***** Dataset records *****

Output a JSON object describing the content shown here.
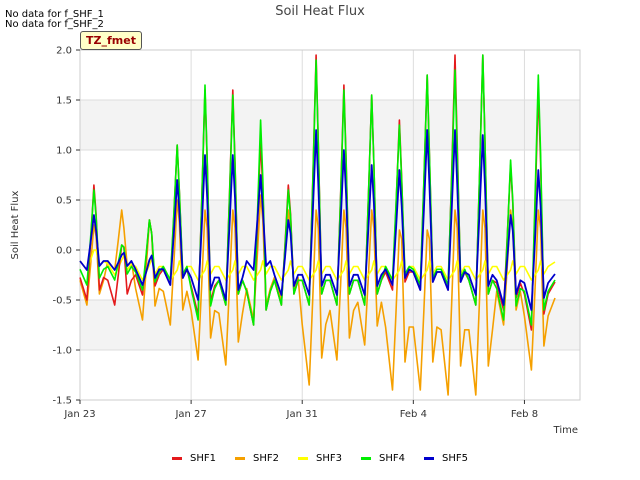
{
  "notes": [
    "No data for f_SHF_1",
    "No data for f_SHF_2"
  ],
  "tz_label": "TZ_fmet",
  "chart_data": {
    "type": "line",
    "title": "Soil Heat Flux",
    "xlabel": "Time",
    "ylabel": "Soil Heat Flux",
    "ylim": [
      -1.5,
      2.0
    ],
    "yticks": [
      -1.5,
      -1.0,
      -0.5,
      0.0,
      0.5,
      1.0,
      1.5,
      2.0
    ],
    "ytick_labels": [
      "-1.5",
      "-1.0",
      "-0.5",
      "0.0",
      "0.5",
      "1.0",
      "1.5",
      "2.0"
    ],
    "xlim_days": [
      0,
      18
    ],
    "xticks": [
      {
        "day": 0,
        "label": "Jan 23"
      },
      {
        "day": 4,
        "label": "Jan 27"
      },
      {
        "day": 8,
        "label": "Jan 31"
      },
      {
        "day": 12,
        "label": "Feb 4"
      },
      {
        "day": 16,
        "label": "Feb 8"
      }
    ],
    "grid": true,
    "legend_position": "bottom",
    "days": [
      0,
      1,
      2,
      3,
      4,
      5,
      6,
      7,
      8,
      9,
      10,
      11,
      12,
      13,
      14,
      15,
      16
    ],
    "series": [
      {
        "name": "SHF1",
        "color": "#e41a1c",
        "daily_peak": [
          0.65,
          0.05,
          0.3,
          1.05,
          1.6,
          1.6,
          1.1,
          0.65,
          1.95,
          1.65,
          1.55,
          1.3,
          1.75,
          1.95,
          1.95,
          0.85,
          1.6
        ],
        "daily_min": [
          -0.5,
          -0.55,
          -0.45,
          -0.35,
          -0.65,
          -0.55,
          -0.75,
          -0.55,
          -0.55,
          -0.55,
          -0.55,
          -0.4,
          -0.4,
          -0.4,
          -0.55,
          -0.6,
          -0.8
        ]
      },
      {
        "name": "SHF2",
        "color": "#f5a000",
        "daily_peak": [
          0.25,
          0.4,
          0.3,
          0.5,
          0.4,
          0.4,
          0.55,
          0.4,
          0.4,
          0.4,
          0.4,
          0.2,
          0.2,
          0.4,
          0.4,
          0.4,
          0.4
        ],
        "daily_min": [
          -0.55,
          -0.2,
          -0.7,
          -0.75,
          -1.1,
          -1.15,
          -0.7,
          -0.5,
          -1.35,
          -1.1,
          -0.95,
          -1.4,
          -1.4,
          -1.45,
          -1.45,
          -0.75,
          -1.2
        ]
      },
      {
        "name": "SHF3",
        "color": "#ffff00",
        "daily_peak": [
          0.0,
          -0.1,
          -0.15,
          -0.2,
          -0.2,
          -0.2,
          -0.2,
          -0.2,
          -0.2,
          -0.2,
          -0.2,
          -0.2,
          -0.2,
          -0.2,
          -0.2,
          -0.2,
          -0.2
        ],
        "daily_min": [
          -0.2,
          -0.25,
          -0.3,
          -0.3,
          -0.3,
          -0.3,
          -0.3,
          -0.3,
          -0.3,
          -0.3,
          -0.3,
          -0.3,
          -0.3,
          -0.3,
          -0.3,
          -0.3,
          -0.3
        ]
      },
      {
        "name": "SHF4",
        "color": "#00ee00",
        "daily_peak": [
          0.6,
          0.05,
          0.3,
          1.05,
          1.65,
          1.55,
          1.3,
          0.6,
          1.9,
          1.6,
          1.55,
          1.25,
          1.75,
          1.8,
          1.95,
          0.9,
          1.75
        ],
        "daily_min": [
          -0.35,
          -0.3,
          -0.4,
          -0.3,
          -0.7,
          -0.55,
          -0.75,
          -0.55,
          -0.55,
          -0.55,
          -0.55,
          -0.3,
          -0.35,
          -0.35,
          -0.55,
          -0.7,
          -0.75
        ]
      },
      {
        "name": "SHF5",
        "color": "#0000cc",
        "daily_peak": [
          0.35,
          -0.05,
          -0.1,
          0.7,
          0.95,
          0.95,
          0.75,
          0.3,
          1.2,
          1.0,
          0.85,
          0.8,
          1.2,
          1.2,
          1.15,
          0.35,
          0.8
        ],
        "daily_min": [
          -0.2,
          -0.2,
          -0.35,
          -0.35,
          -0.5,
          -0.5,
          -0.2,
          -0.45,
          -0.45,
          -0.45,
          -0.45,
          -0.35,
          -0.4,
          -0.4,
          -0.45,
          -0.55,
          -0.6
        ]
      }
    ]
  }
}
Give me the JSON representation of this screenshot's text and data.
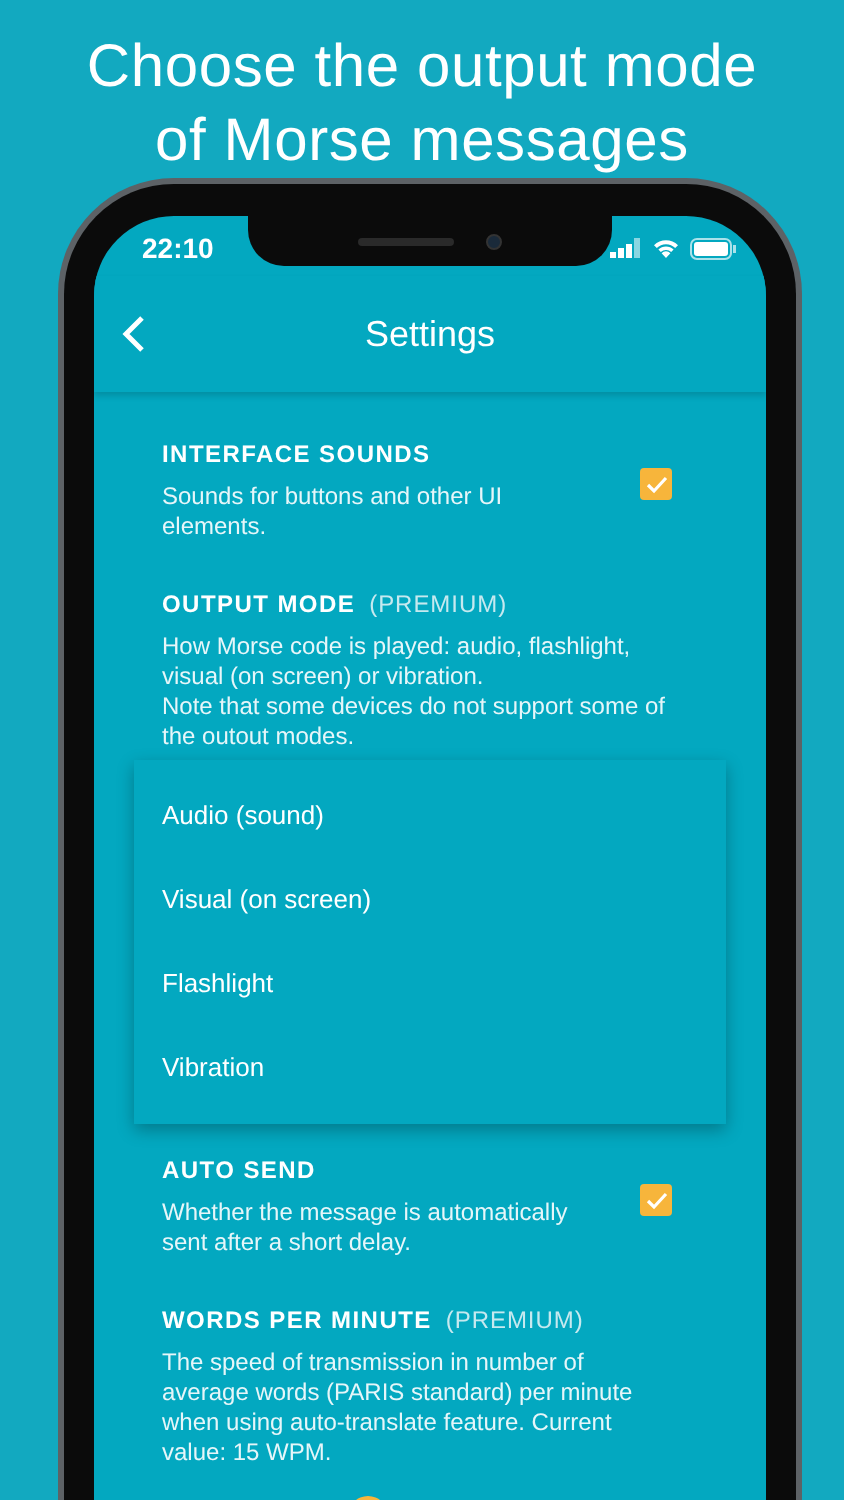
{
  "headline": [
    "Choose the output mode",
    "of Morse messages"
  ],
  "status_bar": {
    "time": "22:10"
  },
  "header": {
    "title": "Settings"
  },
  "settings": [
    {
      "kind": "checkbox",
      "title": "INTERFACE SOUNDS",
      "description": "Sounds for buttons and other UI elements.",
      "checked": true
    },
    {
      "kind": "select",
      "title": "OUTPUT MODE",
      "badge": "(PREMIUM)",
      "description": [
        "How Morse code is played: audio, flashlight, visual (on screen) or vibration.",
        "Note that some devices do not support some of the outout modes."
      ],
      "menu": [
        "Audio (sound)",
        "Visual (on screen)",
        "Flashlight",
        "Vibration"
      ]
    },
    {
      "kind": "checkbox",
      "title": "AUTO SEND",
      "description": "Whether the message is automatically sent after a short delay.",
      "checked": true
    },
    {
      "kind": "slider",
      "title": "WORDS PER MINUTE",
      "badge": "(PREMIUM)",
      "description": [
        "The speed of transmission in number of average words (PARIS standard) per minute when using auto-translate feature. Current value: 15 WPM."
      ],
      "level": 0.39
    }
  ]
}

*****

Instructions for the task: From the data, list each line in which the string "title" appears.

The completed task:
    "title": "Soil Heat Flux",
    "title": "Settings"
      "title": "INTERFACE SOUNDS",
      "title": "OUTPUT MODE",
      "title": "AUTO SEND",
      "title": "WORDS PER MINUTE",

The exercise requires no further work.